“We remain just one tier down from the most restrictive tier of purple, which triggers rollbacks of additional activities and requires abiding by the state’s limited stay-at-home order,” said S.F. Public Health Director Dr. Grant Colfax on Tuesday in a live update of the city’s situation streamed on Facebook. “We are fast approaching the case count to be reassigned to the purple tier. Tier reassignments may occur any day of the week, and may occur more than once a week when the California Department of Public Health determines immediate action is needed. We expect to move into that more restrictive purple tier sometime soon, perhaps later this week.”

Referring to a graph comparing the city’s fall surge to the one in summer, Colfax added, “You see that line pretty much goes straight up. If this trend holds, we will be assigned the purple tier.”

Regardless of the city’s tier status, cases in the city are increasing at an unprecedented rate. An example Colfax gave to show the surge: The week ending Nov. 4, S.F. recorded an average of 73 new daily cases; the week ending Nov. 11, it went up to 95 new daily cases; and the week ending Nov. 18, the average leapt to 118.

Santa Clara County recorded its highest single-day new case count Tuesday with 512 cases reported and saw its highest number of hospitalizations with 197 patients.

“The ability for our hospitals to care for the most critical patients is a critical concern when dealing with COVID-19,” said Dr. Marty Fenstersheib, COVID-19 testing officer for the county of Santa Clara. “The more we protect ourselves and our families from COVID-19, the less likely we will be filling up hospital beds.”

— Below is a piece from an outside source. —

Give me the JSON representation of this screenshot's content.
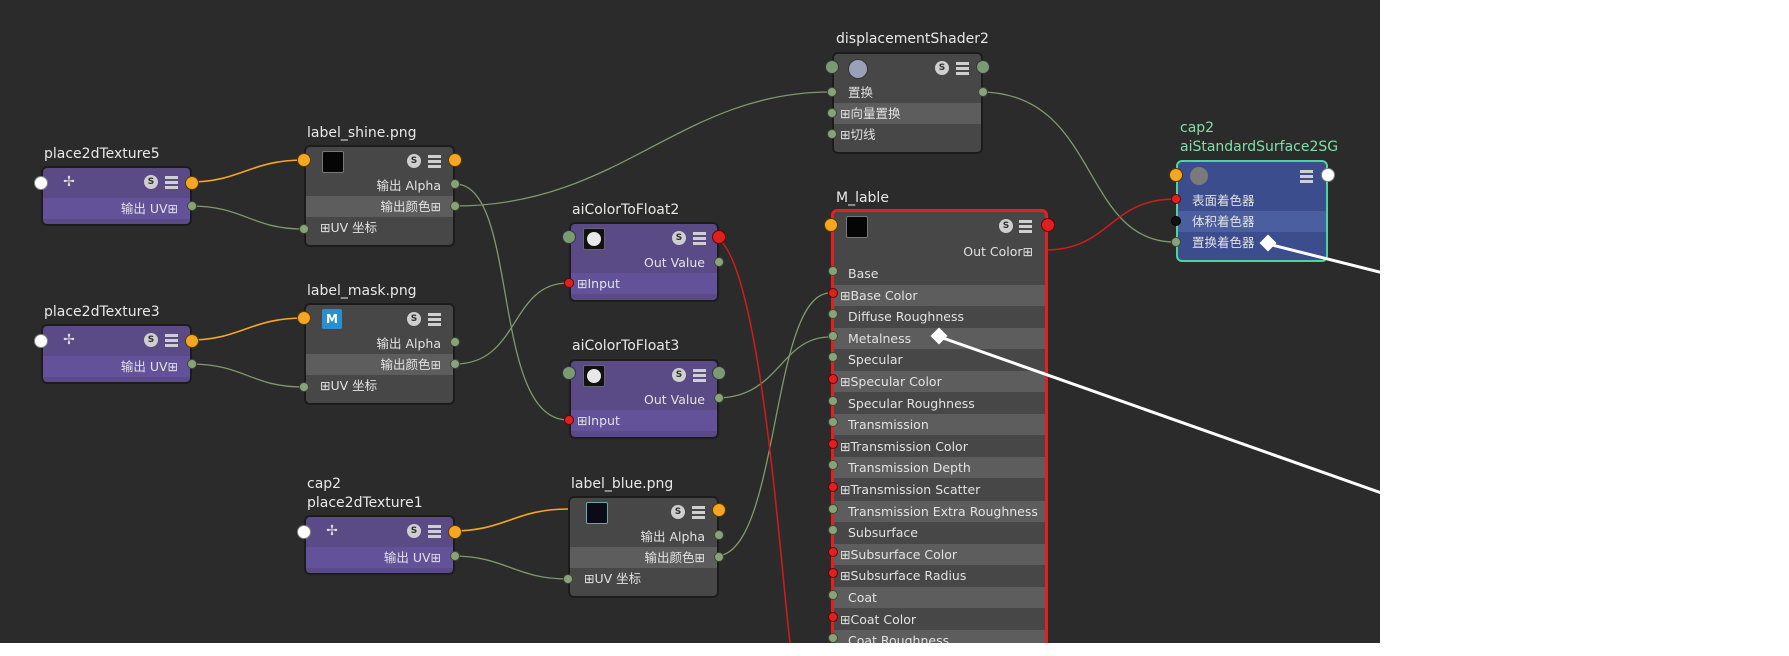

Outside the Bay Area, the virus is spreading exponentially in some areas. Sacramento County on Tuesday reported nearly 1,000 new infections for its highest one-day total and three times the level of just a month ago.

Los Angeles County, the state’s largest, has seen a fourth of all COVID-19 cases and this week passed a threshold set by county public health officials to trigger a three-week stay-at-home order — the first major lockdown since spring.

The Los Angeles County Department of Public Health did not immediately issue that order Tuesday but the rapid rise in cases made its adoption more and more likely.

“Our metrics are the most alarming metrics that we’ve ever seen,” county Public Health Director Barbara Ferrer said Tuesday. “Inaction in the face of this devastating acceleration of cases will cause irreparable harm.”

The county already has issued an order banning in-person restaurant dining as of Wednesday night for three weeks.

Los Angeles has begun to require travelers arriving to by airplane or train to sign a form acknowledging California’s recommended two-week self-quarantine in response to surging coronavirus cases.

Anyone over the age of 16 coming from another state or country must submit the form online before or upon arriving at Los Angeles International Airport, Van Nuys Airport or Union Station.

City officials said those who don’t submit the form may face a fine of up to $500.

Mayor Eric Garcetti announced the requirement on Monday as he warned the virus was “threatening to spiral out of control” in Los Angeles.

The Associated Press contributed to this story.